“The Wizard’s Dog” by Eric Kahn Gale is not just a cute children’s fantasy about a dog rescued by Merlin the famous wizard. It’s also a book about a dog who was rescued and how the dog repaid his rescuer by saving him in turn. Many people comment how the dogs that they rescue really rescue them — this book is an ode to that idea, and the rescuing is literal.
In this cleverly narrated story, Nosewise, the dog rescued from certain starvation by Merlin, finds that he is the only one who can rescue Merlin when he and Morgana, his ward, are kidnapped. As a puppy, Nosewise was taken to be an attack dog, but when he refused to bite, he was abandoned and tied to a tree. He was there for weeks, and almost dead from starvation when Merlin happened by. It’s no wonder that Nosewise is as loyal to Merlin as he is. Merlin is also loving and kind — the perfect companion for Nosewise.

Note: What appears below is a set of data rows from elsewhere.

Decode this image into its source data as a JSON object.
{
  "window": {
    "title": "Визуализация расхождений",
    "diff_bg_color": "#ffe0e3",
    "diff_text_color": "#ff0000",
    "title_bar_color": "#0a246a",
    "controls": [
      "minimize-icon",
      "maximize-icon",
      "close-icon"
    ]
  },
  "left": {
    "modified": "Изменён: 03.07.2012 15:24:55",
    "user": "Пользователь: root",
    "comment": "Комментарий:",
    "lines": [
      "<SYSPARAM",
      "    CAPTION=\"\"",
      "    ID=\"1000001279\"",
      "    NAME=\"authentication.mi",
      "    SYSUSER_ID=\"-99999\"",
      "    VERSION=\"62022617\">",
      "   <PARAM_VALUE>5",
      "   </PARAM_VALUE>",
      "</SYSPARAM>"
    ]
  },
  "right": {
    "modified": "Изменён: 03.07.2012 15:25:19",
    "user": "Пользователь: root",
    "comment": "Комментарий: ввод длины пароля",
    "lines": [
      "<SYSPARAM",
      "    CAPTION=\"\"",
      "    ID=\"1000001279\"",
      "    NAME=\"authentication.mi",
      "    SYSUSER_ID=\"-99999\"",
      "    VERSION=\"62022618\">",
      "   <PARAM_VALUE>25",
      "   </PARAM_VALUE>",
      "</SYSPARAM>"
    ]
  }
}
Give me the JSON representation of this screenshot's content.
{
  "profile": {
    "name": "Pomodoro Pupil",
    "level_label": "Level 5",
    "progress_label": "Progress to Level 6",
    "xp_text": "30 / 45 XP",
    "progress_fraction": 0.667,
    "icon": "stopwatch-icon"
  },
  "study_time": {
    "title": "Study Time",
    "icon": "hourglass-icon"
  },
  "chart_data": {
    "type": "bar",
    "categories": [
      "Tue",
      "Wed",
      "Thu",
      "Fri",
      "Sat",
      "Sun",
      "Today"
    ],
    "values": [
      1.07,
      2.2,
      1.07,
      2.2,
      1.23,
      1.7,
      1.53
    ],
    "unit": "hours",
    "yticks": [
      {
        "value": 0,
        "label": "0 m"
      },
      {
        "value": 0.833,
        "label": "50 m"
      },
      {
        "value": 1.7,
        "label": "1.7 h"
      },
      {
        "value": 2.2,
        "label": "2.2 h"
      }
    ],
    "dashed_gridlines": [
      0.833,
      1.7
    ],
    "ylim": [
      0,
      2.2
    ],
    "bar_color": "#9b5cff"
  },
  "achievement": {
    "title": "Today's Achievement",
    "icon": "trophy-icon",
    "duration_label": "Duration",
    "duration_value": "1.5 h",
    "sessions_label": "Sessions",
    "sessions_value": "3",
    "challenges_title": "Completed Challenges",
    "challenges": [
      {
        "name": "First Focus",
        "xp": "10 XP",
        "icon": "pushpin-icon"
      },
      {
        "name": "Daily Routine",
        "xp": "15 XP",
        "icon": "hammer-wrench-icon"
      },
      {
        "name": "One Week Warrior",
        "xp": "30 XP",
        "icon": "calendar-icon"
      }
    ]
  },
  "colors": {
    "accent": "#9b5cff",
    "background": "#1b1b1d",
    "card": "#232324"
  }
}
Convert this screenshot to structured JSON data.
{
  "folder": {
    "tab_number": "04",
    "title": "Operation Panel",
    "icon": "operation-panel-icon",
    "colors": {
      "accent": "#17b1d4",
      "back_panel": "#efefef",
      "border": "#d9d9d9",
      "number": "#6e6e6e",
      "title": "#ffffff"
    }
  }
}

In the real world, the author shared his dog’s story with Shelter Me:
“He was from Chicago Canine Rescue and, in addition to sharing a lot of traits with Nosewise, I tried to allude to his rescue story. Bowser was abandoned by his Southern Illinois family when their house and farm was foreclosed on. They left him in the barn with an empty food and water dish after they left the property, and officials from the bank found him. If you notice, I mention that Nosewise’s previous owner had abandoned him in a similar way. “
It’s a fantasy in more ways than one. Not only is the story filled with magic and fairy folk, but it’s also filled with the very real fantasy that dog lovers face every day. The wish that their dogs could communicate with them. What would our dogs tell us? What was their history before we rescued them? In this story, Nosewise not only gets the chance to talk to his humans, we get to hear him tell the story!
The story includes Arthur, the young boy who believes in this faithful dog so much that he follows him into an alternative world. The twist at the end with the sword in the stone is priceless. Here’s hoping that there will be a sequel. Nosewise is too great a character to stay in only one book.
For animal lovers, several of Eric Kahn Gale’s books deserve a read. In the Author’s Note at the end of this book, he writes about the themes of his books:
“My second book, The Zoo at the Edge of the World” asked what kind of relationship humans should have with animals and whether we had the right to control them. After thinking about it for a long while, I believe I finally discovered the profound theme of this book too.
Dogs are the best.
They just are. Dogs, in my opinion, are the greatest things humans have besides each other. For the last 50,000 years, dogs have been by our sides as protectors, helpers, advisors, and buds.
My dog, Bowser, is one of my closest friends. He was my inspiration for Nosewise and dutifully sat next to me every day of my writing, providing comfort and support. I hope the you, dear reader, have a dog like that in your life. If you don’t, there are plenty of wonderful animals in shelters right now, literally this very second, waiting for their chance to have a happy home.”
Kids (and adults) will love this story. It’s a perfect book to read aloud at nighttime or in a classroom. It’s a perfect book to recommend for any fantasy-lover or dog lover.
And for those who love this book, there will be more! Gale is hard at work penning the continuing adventure of Nosewise and his friends. He promises that this sequel will be even more fantastical than the first book.
Please note: This review is based on the final, hardcover book provided by the publisher, Crown Books, for review purposes.